The latest threats come amid a government and media campaign of witch hunting and intimidation, focused on accusations that the LTTE is being revived in the island’s north with the help of the overseas Tamil Diaspora. As part of this offensive, the government banned 16 Tamil groups, as well as their members functioning in Western countries.
Wartime military practices, such as cordoned-off search operations, house-to-house inquiries and roadblocks, have also been reinstituted. In recent months, the government has arrested more than 60 people, alleging they have tried to resuscitate the LTTE, and detained them under the draconian Prevention of Terrorism Act (PTA). However, no charges have been laid against any of those arrested, underscoring the unsubstantiated nature of the allegations.
The stepped-up military operations followed the arrest in March of a human rights activist, Balendran Jeyakumari, in Kilinochchi, accused of harbouring a new LTTE leader, named Gobi. The military later announced that it had killed three leaders, including Gobi, in a major northern military operation. All the circumstances pointed to the entire operation being stage-managed.
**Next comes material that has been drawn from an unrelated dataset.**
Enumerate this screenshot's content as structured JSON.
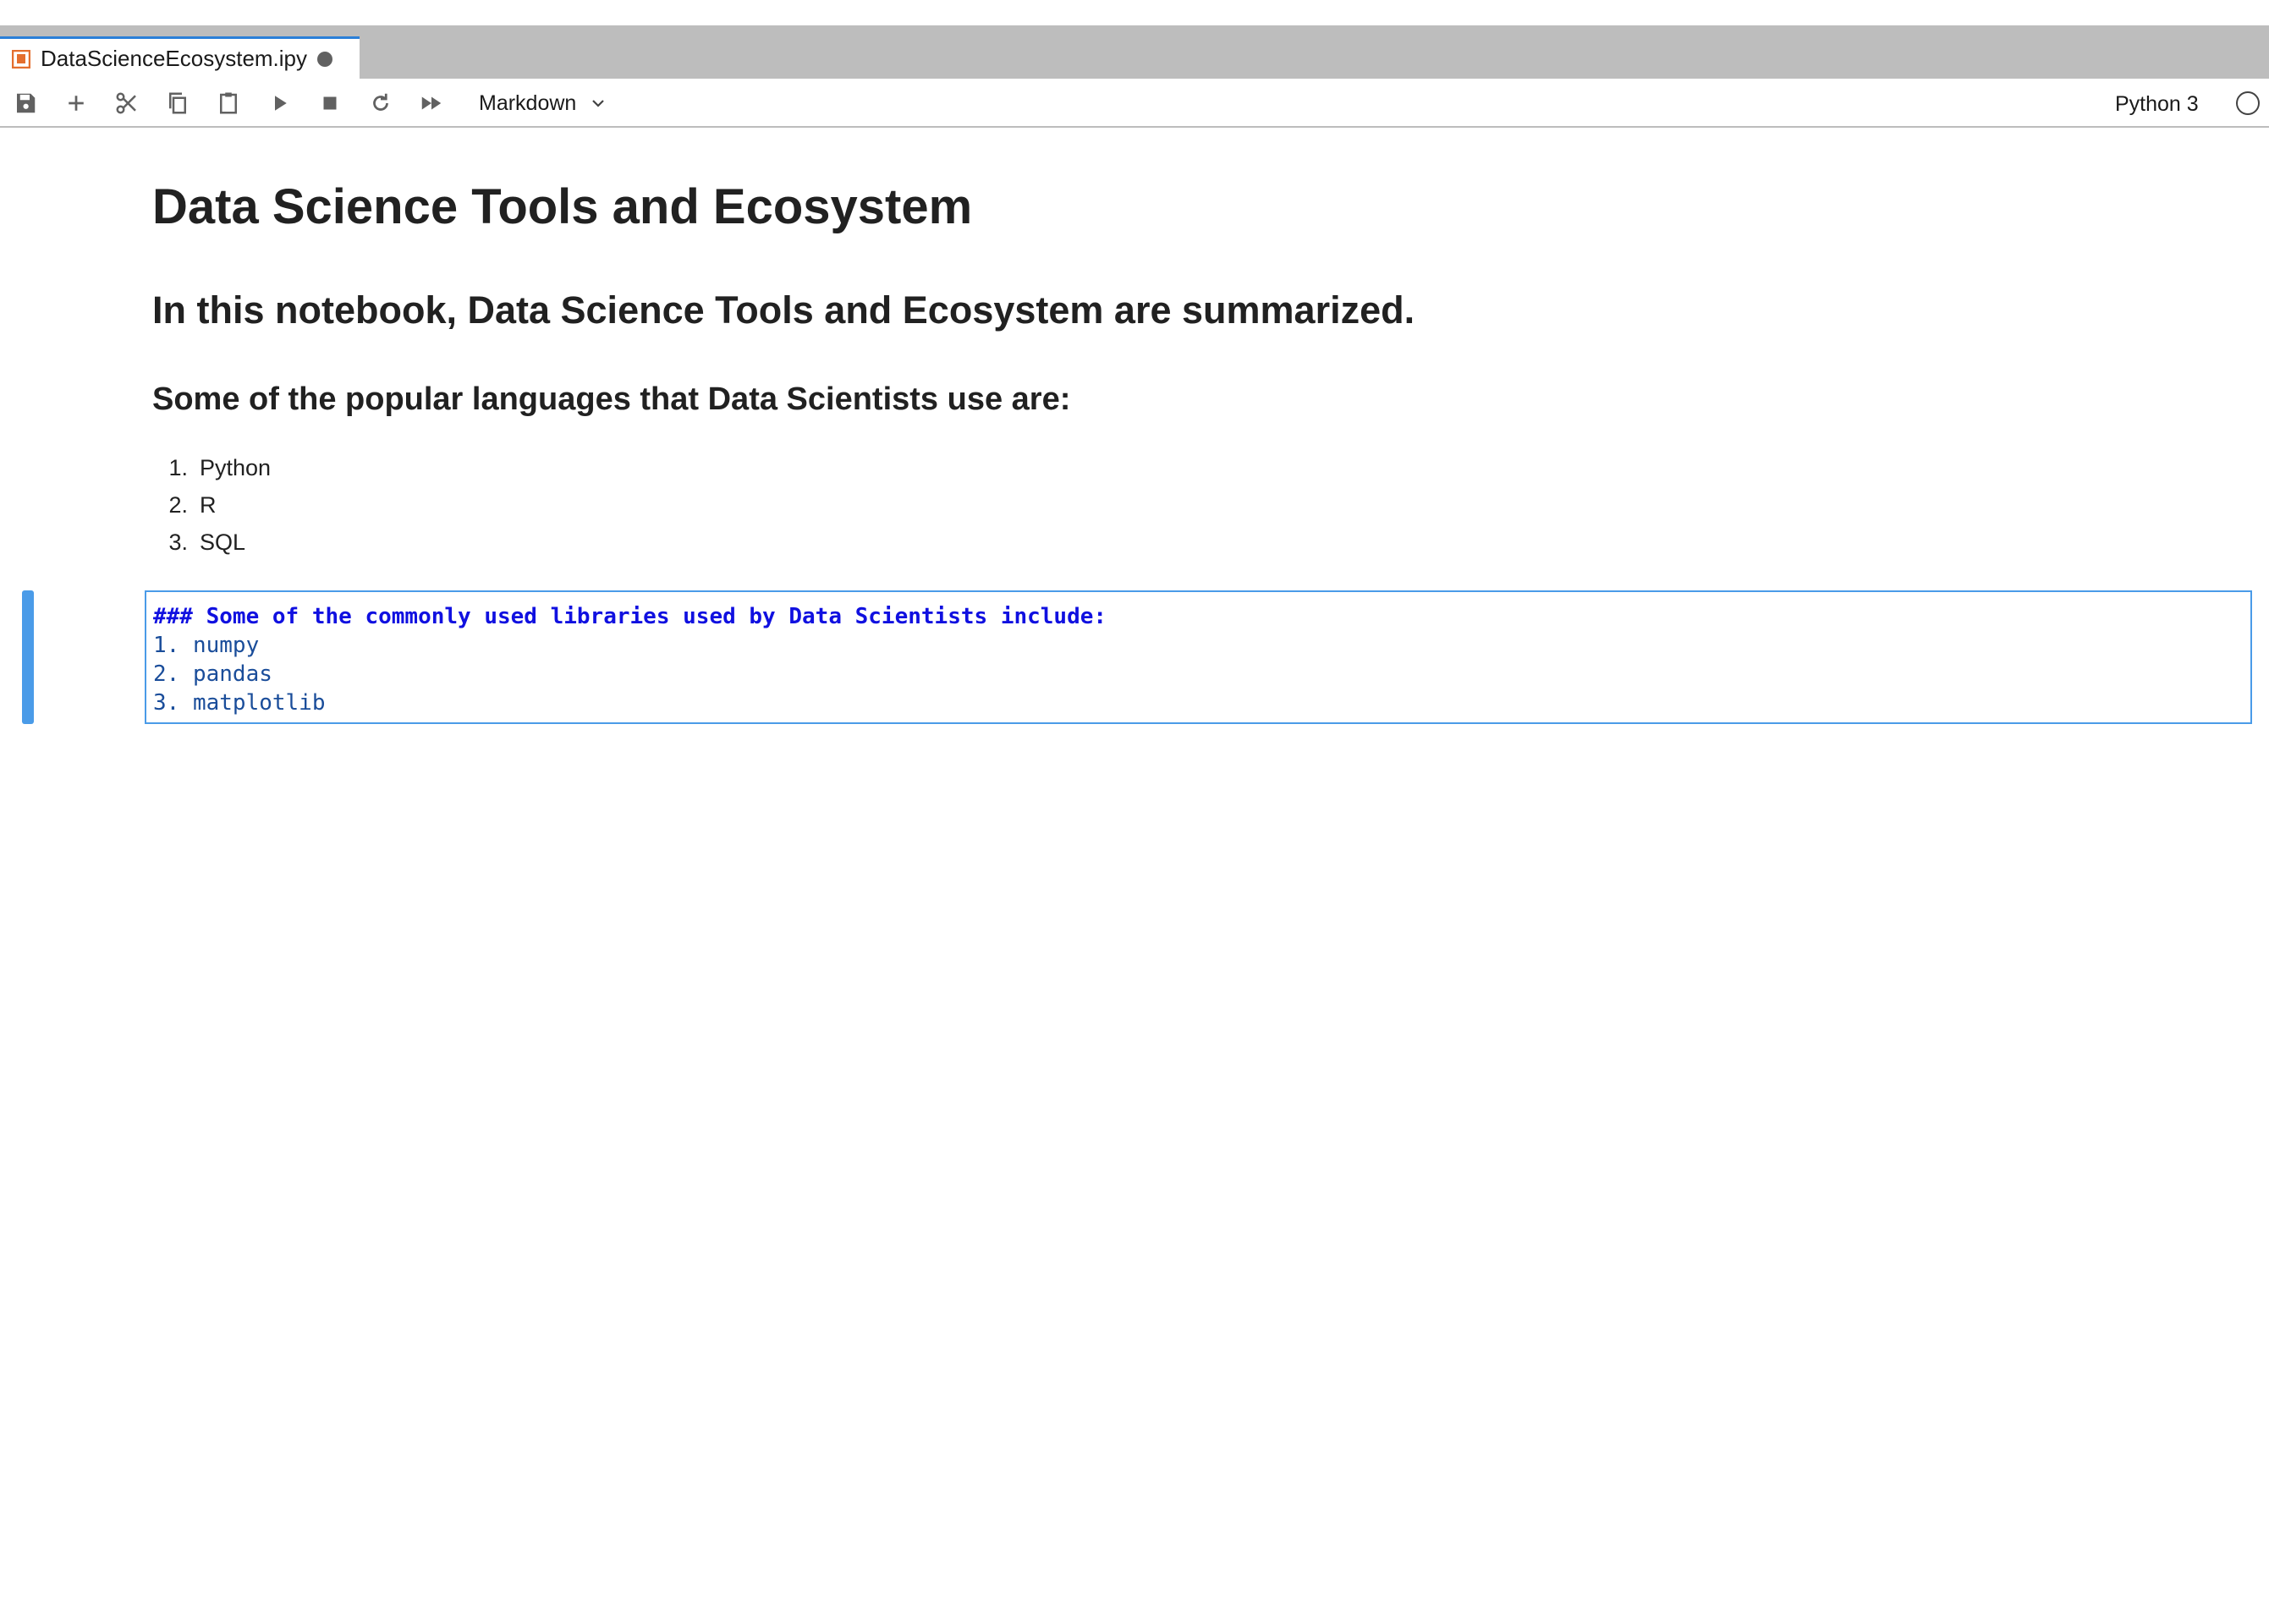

The military has since extended similar operations to the island’s east. Last week, about 15 eastern villages were cordoned off and searched from early morning. According to reports, soldiers interrogated youth aged over 15.
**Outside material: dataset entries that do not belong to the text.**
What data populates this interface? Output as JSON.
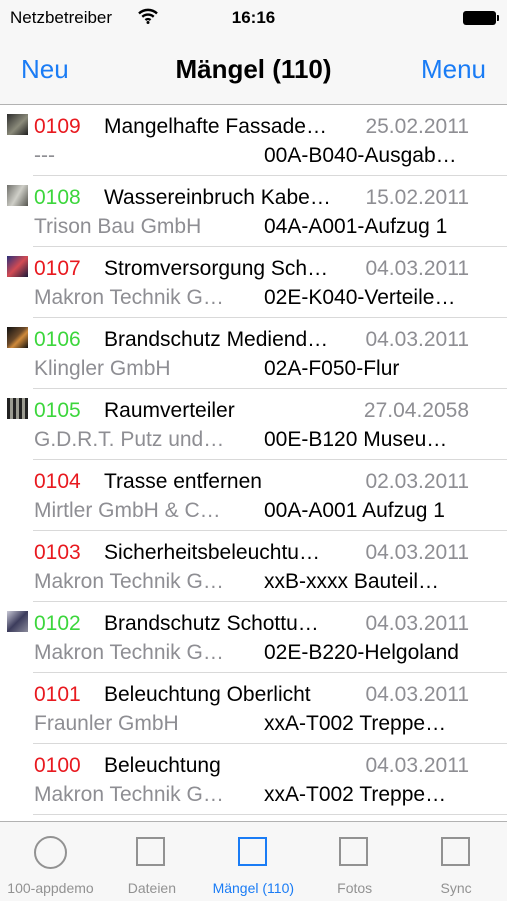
{
  "status_bar": {
    "carrier": "Netzbetreiber",
    "time": "16:16"
  },
  "nav": {
    "left_button": "Neu",
    "title": "Mängel (110)",
    "right_button": "Menu"
  },
  "colors": {
    "accent": "#1a7cf5",
    "status_open": "#e8191f",
    "status_done": "#3cd63c",
    "secondary_text": "#8e8e93"
  },
  "items": [
    {
      "number": "0109",
      "status": "red",
      "has_photo": true,
      "title": "Mangelhafte Fassade…",
      "date": "25.02.2011",
      "company": "---",
      "location": "00A-B040-Ausgab…"
    },
    {
      "number": "0108",
      "status": "green",
      "has_photo": true,
      "title": "Wassereinbruch Kabe…",
      "date": "15.02.2011",
      "company": "Trison Bau GmbH",
      "location": "04A-A001-Aufzug 1"
    },
    {
      "number": "0107",
      "status": "red",
      "has_photo": true,
      "title": "Stromversorgung Sch…",
      "date": "04.03.2011",
      "company": "Makron Technik G…",
      "location": "02E-K040-Verteile…"
    },
    {
      "number": "0106",
      "status": "green",
      "has_photo": true,
      "title": "Brandschutz Mediend…",
      "date": "04.03.2011",
      "company": "Klingler GmbH",
      "location": "02A-F050-Flur"
    },
    {
      "number": "0105",
      "status": "green",
      "has_photo": true,
      "title": "Raumverteiler",
      "date": "27.04.2058",
      "company": "G.D.R.T. Putz und…",
      "location": "00E-B120 Museu…"
    },
    {
      "number": "0104",
      "status": "red",
      "has_photo": false,
      "title": "Trasse entfernen",
      "date": "02.03.2011",
      "company": "Mirtler GmbH & C…",
      "location": "00A-A001 Aufzug 1"
    },
    {
      "number": "0103",
      "status": "red",
      "has_photo": false,
      "title": "Sicherheitsbeleuchtu…",
      "date": "04.03.2011",
      "company": "Makron Technik G…",
      "location": "xxB-xxxx Bauteil…"
    },
    {
      "number": "0102",
      "status": "green",
      "has_photo": true,
      "title": "Brandschutz Schottu…",
      "date": "04.03.2011",
      "company": "Makron Technik G…",
      "location": "02E-B220-Helgoland"
    },
    {
      "number": "0101",
      "status": "red",
      "has_photo": false,
      "title": "Beleuchtung Oberlicht",
      "date": "04.03.2011",
      "company": "Fraunler GmbH",
      "location": "xxA-T002 Treppe…"
    },
    {
      "number": "0100",
      "status": "red",
      "has_photo": false,
      "title": "Beleuchtung",
      "date": "04.03.2011",
      "company": "Makron Technik G…",
      "location": "xxA-T002 Treppe…"
    }
  ],
  "tabs": [
    {
      "label": "100-appdemo",
      "icon": "circle-icon",
      "active": false
    },
    {
      "label": "Dateien",
      "icon": "square-icon",
      "active": false
    },
    {
      "label": "Mängel (110)",
      "icon": "square-icon",
      "active": true
    },
    {
      "label": "Fotos",
      "icon": "square-icon",
      "active": false
    },
    {
      "label": "Sync",
      "icon": "square-icon",
      "active": false
    }
  ]
}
The military occupation of the north is being strengthened. Military intelligence officers are operating inside the university, and soldiers are engaged in collecting details of families in Jaffna.
Military personnel also visited schools last month in Mannar district, photographing the teachers and senior students, and collecting their details. A similar operation was conducted in Jaffna, in the name of the military providing physical training for students.
A Jaffna University student told the WSWS that the closure of the campus is an anti-democratic act, and affects students’ studies. “If they close the campus on every occasion, our future will be jeopardised and it will take time to finish our studies. Time will not wait for us. We are targeted continuously. There must be an end to this.”
This repression is escalating, despite the Rajapakse government facing an international probe into its 2009 war crimes by the Office of the United Nation Human Rights Commissioner.
The government’s intimidation and communalism is not just directed against people in the north and east. The government is seeking to implement further austerity measures against the entire working class in line with the demands of the International Monetary Fund (IMF). The government has to cut budget expenditure deeper this year to meet the IMF’s deficit target of 5.2 percent of gross domestic product. Last year, the deficit figure was reduced to 5.9 percent.
As the economic and social tensions intensify, the government is escalating its communalist campaign in order to divert discontent within the working class and youth, and divide them along ethnic lines. The Sri Lankan ruling elite has resorted to this poisonous politics for decades. Working people must oppose the repression in the north and take it as a warning of what is being prepared throughout the country.